Traditional book cloth wraps and book wrap papers can be screenprinted, foil stamped or debossed for elegant simple presentations. These materials are used by designers when the texture and overall look of the book wrap is crucial to the design. Sometimes they are agreed upon by consensus between the designer and the manufacturer after field use is considered. What the designer wants may not work with the functional need the binder will require.
The digital or offset printed litho label binder wraps are used when only a full color or precise graphic reproduction is necessary. Digital presses are great for smaller quantities, affording full-color graphics on turned edge binders – at a competitive price point not available even five years ago. There are sheet size limitations on many (but not all) of these presses, requiring the binder manufacturer to be creative in satisfying his customer’s needs. A full color digitally printed front and back cover can each fit onto a press sheet of its own, while the spines can be over glued with a complementary book cloth, thereby completing the case wrap in what is sometimes referred to as half-binding.
Four color process offset printing is the norm for longer runs and larger sized cases. The printing (as on the digital sheets) can bleed off the edge, but because offset presses can deliver larger size press sheets, graphics can be placed efficiently over the entire binder case. The liners can be included on the same press sheet if a matching, or graphically enhanced liner, is specified.
Board is Not Boring
The binders board used in a particular production run is usually tied to the size of the case being made. The larger the case ordered, say a 2-3″ capacity ring binder, the heavier the binders board should be, up to 120 pt. or more. The typical 1″ or 1 1/2″ turned edge binder case is usually made with 80 or 100 point board.
An extremely popular turned edge binder technique today is the creased spine. Powerful creasing machines allow the custom loose leaf house to wrap only one piece of binders board instead of the traditional three pieces (front, back, and spine), which increases production speeds. After the boards are wrapped and lined, the spines are creased into place. Customers usually can choose between flat spines (two creases) or rounded spines (multi creases). Not only does a creased spine provide terrific durability and stability to a binder case, but it offers another creative tool for a graphic designer to employ.

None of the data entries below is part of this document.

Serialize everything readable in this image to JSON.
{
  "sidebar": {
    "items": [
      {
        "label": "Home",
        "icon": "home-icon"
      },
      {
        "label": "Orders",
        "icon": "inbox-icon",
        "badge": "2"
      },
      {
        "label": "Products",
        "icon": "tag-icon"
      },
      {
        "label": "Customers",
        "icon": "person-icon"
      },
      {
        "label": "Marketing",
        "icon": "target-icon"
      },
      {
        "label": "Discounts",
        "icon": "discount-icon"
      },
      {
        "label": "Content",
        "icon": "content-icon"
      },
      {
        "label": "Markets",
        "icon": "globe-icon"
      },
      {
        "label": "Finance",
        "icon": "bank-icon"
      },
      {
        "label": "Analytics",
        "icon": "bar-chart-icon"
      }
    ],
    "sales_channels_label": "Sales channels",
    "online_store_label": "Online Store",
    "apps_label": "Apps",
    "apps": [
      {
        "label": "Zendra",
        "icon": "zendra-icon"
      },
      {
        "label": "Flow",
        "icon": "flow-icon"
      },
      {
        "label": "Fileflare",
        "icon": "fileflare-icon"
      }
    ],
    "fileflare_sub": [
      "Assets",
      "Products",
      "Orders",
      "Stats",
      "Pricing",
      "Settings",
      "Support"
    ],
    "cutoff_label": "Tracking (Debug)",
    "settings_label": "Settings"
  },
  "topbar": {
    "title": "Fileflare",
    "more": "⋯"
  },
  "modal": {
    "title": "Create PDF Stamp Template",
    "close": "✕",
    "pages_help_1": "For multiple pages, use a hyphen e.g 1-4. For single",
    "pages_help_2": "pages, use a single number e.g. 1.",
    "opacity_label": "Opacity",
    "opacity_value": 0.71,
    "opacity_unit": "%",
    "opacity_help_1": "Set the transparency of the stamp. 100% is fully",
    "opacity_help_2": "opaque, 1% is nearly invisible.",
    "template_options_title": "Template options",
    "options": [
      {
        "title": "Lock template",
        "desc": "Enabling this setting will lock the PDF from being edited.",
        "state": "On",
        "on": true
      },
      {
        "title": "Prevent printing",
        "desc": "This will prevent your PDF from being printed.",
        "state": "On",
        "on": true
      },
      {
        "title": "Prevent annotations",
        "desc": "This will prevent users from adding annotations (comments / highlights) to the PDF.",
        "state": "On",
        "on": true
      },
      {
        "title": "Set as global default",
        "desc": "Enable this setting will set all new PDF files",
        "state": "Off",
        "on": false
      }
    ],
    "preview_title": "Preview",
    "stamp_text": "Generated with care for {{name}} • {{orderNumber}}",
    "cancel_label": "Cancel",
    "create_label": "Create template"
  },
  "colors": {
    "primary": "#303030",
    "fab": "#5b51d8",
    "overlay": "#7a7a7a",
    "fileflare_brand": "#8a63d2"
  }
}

But Wait, There’s More!
A well made turned edge binder is a pleasure to behold. Not only can a turned edge binder be graphically designed to include multiple layers of decoration, but it can be fitted with eyelets, printed metal labels can be riveted onto the covers or spine, and finger rings can be added for easy removal from a book shelf. Turned edge binders can be made with a combination of materials, such as a laminated litho label front and back cover and a spine over glued with a bonded leather. Pockets can be face glued into the covers, and CD/DVD slots can be diecut and integrated into the inside covers. Turned edge binders can be made to hold any sized text or document, and can be done so in any quantity efficiently.
They can be dignified and elegant and made to look at home in the finest libraries, or they can be colorful and sassy and used for one presentation only. The turned edge binder is versatile, durable, and